Excerpted records section start
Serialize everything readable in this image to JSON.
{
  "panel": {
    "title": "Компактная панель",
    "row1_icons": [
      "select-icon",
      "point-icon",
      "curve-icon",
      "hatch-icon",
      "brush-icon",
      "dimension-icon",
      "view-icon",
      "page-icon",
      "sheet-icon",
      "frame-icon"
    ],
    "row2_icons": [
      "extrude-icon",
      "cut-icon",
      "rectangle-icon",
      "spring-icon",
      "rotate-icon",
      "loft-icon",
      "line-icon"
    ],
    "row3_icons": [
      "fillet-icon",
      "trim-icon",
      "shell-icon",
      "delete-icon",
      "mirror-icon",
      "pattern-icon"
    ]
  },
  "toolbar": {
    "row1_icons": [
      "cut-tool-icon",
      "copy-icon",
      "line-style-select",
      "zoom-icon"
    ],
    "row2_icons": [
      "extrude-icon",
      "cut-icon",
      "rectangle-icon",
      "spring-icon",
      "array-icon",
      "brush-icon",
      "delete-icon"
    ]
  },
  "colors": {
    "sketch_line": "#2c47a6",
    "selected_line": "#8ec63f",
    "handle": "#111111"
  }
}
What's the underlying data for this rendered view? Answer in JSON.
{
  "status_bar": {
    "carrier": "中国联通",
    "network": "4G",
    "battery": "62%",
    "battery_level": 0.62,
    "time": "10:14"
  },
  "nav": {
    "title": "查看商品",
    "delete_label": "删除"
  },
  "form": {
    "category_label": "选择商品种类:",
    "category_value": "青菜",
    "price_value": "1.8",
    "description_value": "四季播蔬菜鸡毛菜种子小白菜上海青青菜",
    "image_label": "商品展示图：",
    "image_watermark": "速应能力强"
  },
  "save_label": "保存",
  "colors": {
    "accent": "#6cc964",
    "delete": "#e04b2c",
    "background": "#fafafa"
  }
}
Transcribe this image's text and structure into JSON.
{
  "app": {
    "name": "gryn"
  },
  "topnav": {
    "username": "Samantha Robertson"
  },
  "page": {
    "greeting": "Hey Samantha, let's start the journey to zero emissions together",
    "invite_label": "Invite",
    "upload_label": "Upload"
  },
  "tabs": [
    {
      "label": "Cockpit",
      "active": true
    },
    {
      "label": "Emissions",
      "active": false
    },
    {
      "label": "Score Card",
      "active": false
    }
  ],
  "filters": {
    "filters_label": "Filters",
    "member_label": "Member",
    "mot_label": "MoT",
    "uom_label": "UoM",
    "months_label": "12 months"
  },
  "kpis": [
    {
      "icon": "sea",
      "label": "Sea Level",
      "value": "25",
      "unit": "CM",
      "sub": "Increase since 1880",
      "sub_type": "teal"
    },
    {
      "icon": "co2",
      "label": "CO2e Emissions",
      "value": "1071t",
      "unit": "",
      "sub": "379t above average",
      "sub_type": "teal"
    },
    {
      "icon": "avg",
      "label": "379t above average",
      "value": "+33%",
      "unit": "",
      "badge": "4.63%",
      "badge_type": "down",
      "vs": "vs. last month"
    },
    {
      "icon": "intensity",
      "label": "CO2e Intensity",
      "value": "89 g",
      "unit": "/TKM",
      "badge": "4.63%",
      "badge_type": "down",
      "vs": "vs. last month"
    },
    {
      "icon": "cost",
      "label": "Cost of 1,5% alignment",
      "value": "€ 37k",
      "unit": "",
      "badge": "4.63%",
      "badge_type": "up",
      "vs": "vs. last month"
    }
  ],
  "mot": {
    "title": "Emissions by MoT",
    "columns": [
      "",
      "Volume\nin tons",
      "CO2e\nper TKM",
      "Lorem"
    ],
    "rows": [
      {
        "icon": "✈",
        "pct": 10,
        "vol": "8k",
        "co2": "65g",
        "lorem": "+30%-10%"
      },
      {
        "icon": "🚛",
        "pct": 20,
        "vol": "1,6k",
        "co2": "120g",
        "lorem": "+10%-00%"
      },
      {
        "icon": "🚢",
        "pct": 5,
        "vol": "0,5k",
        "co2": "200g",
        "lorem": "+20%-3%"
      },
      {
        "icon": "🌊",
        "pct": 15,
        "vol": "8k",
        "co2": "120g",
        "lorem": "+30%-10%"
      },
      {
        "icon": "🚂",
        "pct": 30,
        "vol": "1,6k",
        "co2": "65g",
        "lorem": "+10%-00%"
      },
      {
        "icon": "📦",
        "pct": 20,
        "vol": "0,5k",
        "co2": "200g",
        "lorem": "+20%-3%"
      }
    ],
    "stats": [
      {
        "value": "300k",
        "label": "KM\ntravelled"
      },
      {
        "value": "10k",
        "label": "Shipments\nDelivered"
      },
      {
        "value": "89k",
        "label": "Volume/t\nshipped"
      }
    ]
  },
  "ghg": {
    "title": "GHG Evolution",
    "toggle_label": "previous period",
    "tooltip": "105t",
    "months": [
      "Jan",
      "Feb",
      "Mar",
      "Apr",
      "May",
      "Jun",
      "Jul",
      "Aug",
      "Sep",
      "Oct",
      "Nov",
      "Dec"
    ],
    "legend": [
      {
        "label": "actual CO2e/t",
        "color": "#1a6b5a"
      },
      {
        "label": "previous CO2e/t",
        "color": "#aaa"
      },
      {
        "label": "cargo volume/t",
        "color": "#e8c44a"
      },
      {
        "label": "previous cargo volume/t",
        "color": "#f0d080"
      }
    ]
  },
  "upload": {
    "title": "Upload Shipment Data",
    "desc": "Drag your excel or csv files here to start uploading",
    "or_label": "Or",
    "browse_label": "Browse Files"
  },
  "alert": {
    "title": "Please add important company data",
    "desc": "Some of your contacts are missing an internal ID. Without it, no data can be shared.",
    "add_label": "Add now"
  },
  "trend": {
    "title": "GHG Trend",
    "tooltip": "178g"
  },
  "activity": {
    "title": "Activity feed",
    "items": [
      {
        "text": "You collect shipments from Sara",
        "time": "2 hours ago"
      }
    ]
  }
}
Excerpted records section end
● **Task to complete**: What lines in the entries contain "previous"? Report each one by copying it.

● **Task solution**:
    "toggle_label": "previous period",
        "label": "previous CO2e/t",
        "label": "previous cargo volume/t",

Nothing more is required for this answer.